Local and state officials are waving a flag of alarm about a recent surge of COVID-19 cases in Utah. On Oct. 13, the Utah Department of Health reported 987 more cases in the state and estimated 22,174 total active cases statewide — doubling Utah’s total cases in the past month.

“We’re having one of the worst outbreaks in the country, and this is unacceptable,” Utah Gov. Gary Herbert said in a virtual press conference on Tuesday. “It’s really time for a new game plan.”

After collaborating with state legislators and state and local health officials, the governor has debuted the COVID-19 Transmission Index, which will replace the previous color-coded restriction levels effective immediately. The Transmission Index changes the way counties’ risk levels are determined, focusing on new indicators – the seven-day average percent of positive tests, the 14-day case rate per 100,000 people and statewide ICU usage – to place counties in either high, moderate or low transmission levels.

“The new COVID-19 Transmission Index zeroes in on adapting behaviors that will get us the most bang for our buck in curbing coronavirus infections,” Governor Herbert tweeted on Tuesday.

The new system specifically seeks to decrease transmission during casual social gatherings, interim Executive Director of the Utah Department of Health Rich Saunders reported, and particularly those with no organizational oversight.

Under this new system, most counties in the state will be under a new mask mandate until at least Oct. 29.

“If you take the politics out and you look at the science, masks just work,” said Saunders. “The virus doesn’t care how much we love to be around each other.”

Emery County is currently listed as low transmission; Grand and Carbon counties are considered at moderate levels of transmission, with transmission rates calculated by the Utah Department of Health at 11% and 17.4% respectively. State numbers currently differ from those provided by the Southeast Utah Health Department, which calculates the rate each Monday. It’s unclear when the state percentages were calculated.

SEUHD Health Director Brady Bradford penned a sobering “Plea for Caution” on Oct. 12, reporting three COVID-19 deaths in the last two weeks and hospital overloading at Castleview Hospital in Price due to the virus.

“My plea to every resident and visitor to our area is to not let down your guard and continue to implement the simple changes that will help keep you and your neighbor healthy,” Bradford wrote.

Also on Tuesday night, Moab Regional Hospital CEO Jen Sadoff posted an update on Moab cases to her Facebook page. She reported that the University of Utah had reached full capacity for COVID-19 patients and that Intermountain Healthcare had reached 92% capacity.

“Every person who has died was the end of a chain of transmission that could have been broken,” Sadoff wrote. “Please, make choices that help to break transmission chains…someone’s life may be saved by YOU breaking that chain!”
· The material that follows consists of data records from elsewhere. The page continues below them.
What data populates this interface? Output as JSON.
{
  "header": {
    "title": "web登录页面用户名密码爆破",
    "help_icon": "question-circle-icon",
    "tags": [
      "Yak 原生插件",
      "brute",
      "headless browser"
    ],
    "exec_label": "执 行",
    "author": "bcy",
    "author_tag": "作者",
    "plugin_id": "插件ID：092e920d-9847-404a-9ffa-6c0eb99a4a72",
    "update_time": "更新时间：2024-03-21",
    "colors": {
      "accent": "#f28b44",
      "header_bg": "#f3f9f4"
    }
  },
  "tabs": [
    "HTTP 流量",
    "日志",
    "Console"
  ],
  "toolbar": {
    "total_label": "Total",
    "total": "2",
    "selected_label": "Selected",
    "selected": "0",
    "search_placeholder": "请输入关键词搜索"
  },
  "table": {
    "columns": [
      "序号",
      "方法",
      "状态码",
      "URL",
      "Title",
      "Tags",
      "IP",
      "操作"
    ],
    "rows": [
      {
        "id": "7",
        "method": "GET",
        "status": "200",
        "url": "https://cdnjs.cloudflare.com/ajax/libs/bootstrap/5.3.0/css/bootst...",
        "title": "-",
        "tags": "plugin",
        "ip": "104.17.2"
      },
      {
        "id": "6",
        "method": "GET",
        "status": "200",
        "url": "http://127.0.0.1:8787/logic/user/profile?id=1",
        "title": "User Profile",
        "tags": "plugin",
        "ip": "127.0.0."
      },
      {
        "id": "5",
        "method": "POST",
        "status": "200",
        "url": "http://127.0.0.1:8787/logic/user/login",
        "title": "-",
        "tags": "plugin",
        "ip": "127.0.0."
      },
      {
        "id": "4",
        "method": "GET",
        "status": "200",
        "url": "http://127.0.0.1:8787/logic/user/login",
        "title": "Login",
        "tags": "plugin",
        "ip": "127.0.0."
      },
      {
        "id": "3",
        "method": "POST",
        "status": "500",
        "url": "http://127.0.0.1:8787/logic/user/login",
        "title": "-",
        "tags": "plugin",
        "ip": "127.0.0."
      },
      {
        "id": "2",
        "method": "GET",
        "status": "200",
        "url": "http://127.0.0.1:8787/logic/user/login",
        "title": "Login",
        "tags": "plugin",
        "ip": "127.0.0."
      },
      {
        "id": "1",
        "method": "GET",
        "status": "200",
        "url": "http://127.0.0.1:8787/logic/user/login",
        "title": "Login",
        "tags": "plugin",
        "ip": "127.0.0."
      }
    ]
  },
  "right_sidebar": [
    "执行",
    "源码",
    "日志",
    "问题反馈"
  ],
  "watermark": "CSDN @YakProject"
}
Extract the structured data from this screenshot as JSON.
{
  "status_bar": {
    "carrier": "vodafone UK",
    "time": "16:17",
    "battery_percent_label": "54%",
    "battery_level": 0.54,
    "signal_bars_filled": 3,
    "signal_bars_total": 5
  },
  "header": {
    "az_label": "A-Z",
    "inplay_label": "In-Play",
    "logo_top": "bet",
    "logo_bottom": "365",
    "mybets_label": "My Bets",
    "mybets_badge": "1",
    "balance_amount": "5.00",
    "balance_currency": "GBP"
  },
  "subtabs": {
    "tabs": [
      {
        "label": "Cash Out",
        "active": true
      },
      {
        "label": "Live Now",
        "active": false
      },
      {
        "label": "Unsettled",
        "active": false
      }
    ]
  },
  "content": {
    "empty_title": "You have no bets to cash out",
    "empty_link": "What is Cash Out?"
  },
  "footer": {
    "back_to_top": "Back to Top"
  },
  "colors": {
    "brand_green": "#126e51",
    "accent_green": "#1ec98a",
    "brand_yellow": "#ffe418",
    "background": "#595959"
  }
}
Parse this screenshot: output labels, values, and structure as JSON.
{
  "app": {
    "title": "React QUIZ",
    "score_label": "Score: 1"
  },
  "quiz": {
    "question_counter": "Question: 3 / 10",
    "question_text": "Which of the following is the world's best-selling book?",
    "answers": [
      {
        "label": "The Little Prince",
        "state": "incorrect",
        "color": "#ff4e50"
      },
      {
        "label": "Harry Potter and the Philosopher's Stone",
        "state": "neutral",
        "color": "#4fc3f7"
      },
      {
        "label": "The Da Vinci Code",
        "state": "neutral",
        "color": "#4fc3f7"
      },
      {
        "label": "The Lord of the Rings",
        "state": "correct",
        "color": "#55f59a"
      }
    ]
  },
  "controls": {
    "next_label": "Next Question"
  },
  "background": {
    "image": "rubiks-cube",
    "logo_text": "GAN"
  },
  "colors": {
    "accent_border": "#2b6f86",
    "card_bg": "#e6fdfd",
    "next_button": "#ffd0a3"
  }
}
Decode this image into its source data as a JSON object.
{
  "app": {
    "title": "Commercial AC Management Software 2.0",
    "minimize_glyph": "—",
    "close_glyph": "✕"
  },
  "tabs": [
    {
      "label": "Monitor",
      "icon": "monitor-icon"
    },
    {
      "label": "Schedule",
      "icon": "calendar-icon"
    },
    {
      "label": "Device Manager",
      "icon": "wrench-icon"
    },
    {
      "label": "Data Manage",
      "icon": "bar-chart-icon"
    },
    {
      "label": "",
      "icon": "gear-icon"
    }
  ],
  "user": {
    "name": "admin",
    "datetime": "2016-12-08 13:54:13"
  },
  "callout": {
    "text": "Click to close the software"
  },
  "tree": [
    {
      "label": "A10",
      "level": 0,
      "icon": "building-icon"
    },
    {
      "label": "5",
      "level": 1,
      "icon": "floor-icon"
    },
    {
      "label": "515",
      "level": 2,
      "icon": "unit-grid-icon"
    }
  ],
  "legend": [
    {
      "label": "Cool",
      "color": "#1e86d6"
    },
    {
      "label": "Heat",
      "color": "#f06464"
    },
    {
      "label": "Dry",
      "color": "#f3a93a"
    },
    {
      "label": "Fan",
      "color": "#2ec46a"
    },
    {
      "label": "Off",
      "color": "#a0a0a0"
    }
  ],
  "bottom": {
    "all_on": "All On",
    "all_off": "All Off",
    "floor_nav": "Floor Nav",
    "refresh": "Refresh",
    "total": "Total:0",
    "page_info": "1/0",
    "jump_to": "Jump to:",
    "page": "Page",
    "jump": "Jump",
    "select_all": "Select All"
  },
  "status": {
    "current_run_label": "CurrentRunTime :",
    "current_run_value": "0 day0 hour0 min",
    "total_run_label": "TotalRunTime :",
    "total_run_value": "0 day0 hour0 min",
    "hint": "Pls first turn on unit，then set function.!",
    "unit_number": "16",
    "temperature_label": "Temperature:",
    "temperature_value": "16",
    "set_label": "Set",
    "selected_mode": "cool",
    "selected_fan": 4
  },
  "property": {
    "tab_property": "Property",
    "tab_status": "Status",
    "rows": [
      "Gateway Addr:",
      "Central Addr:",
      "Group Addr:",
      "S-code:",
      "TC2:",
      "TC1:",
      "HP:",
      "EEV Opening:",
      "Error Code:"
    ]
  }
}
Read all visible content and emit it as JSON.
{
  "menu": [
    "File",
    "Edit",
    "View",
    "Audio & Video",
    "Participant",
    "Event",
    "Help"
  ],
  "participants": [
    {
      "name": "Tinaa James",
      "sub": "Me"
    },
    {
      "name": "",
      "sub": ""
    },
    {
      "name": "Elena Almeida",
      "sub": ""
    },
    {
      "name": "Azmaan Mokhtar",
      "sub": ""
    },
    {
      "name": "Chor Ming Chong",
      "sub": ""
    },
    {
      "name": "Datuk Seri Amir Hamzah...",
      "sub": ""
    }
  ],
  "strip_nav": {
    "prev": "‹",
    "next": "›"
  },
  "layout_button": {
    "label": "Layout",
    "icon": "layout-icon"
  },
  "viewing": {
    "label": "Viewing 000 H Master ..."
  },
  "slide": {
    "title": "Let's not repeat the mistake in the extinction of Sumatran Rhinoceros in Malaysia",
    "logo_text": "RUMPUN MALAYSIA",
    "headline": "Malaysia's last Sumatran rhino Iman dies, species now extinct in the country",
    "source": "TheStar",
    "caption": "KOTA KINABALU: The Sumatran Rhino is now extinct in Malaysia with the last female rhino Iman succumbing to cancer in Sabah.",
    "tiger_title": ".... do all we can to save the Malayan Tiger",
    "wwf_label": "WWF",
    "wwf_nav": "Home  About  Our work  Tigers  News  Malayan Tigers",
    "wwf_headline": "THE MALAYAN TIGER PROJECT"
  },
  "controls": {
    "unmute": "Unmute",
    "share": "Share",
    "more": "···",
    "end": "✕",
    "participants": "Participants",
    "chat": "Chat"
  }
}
Grand County has had 91 total COVID-19 cases, according to the SEUHD, with two cases resulting in hospitalization and one causing a death. There are no current COVID-19 hospitalizations in the county.

Grand County has been placed in the moderate transmission level. The regulations associated with that transmission level will apply alongside Grand County’s current mask mandate, which has been in effect since July and will last until at least the end of the year.

In the moderate transmission level, Grand County residents may still hold social gatherings of 10 or fewer people until Oct. 29, but local and state health experts strongly encourage masks and six feet of distance between individuals. After Oct. 29, groups of up to 25 people are permitted if all attendees are wearing masks. Restaurants must maintain six feet of distance between parties. Bars are encouraged but not required to do the same and are limited to 75% capacity. Six feet of distance will also be required at all large gatherings.

For counties also designated as moderate but without a local mask mandate — Box Elder, Carbon, Davis, Iron, Millard, Morgan, San Juan, Sanpete, Sevier, Summit, Tooele, Uintah, Washington and Weber — masks will be required by a public health directive starting Thursday until Oct. 29.

Regardless of transmission level, masks are required in cities and counties upholding a mask mandate, in K-12 schools and in all state-owned buildings.

“We are hopeful that the renewed focus on mask-wearing and social distancing statewide will lead to fewer cases all throughout Utah, and particularly in Southeast Utah,” the SEUHD said in a statement.

Bradford reported that school-related transmission appears to be minimal and that readily available, inexpensive rapid testing will be increasingly available in Carbon, Emery and Grand Counties.

Looking forward to Halloween, Bradford urged residents to exercise caution:

“Halloween isn’t cancelled,” he wrote, but “If you choose to go out, please exercise caution, remain in family groups, wear a mask, and use gloves.”

Across the state, approximately 65% of all ICU beds in Utah are occupied, with 15.8% of those beds filled by COVID-19 patients as of Oct. 12. Utah has now experienced 87,819 total COVID-19 cases according to the state health department, with 522 total deaths resulting from the disease.

“For most of us, the consequences of COVID infection are minimal,” Bradford wrote, encouraging caution and responsibility in the coming weeks. “But for certain high risk groups, they are devastating and even deadly.”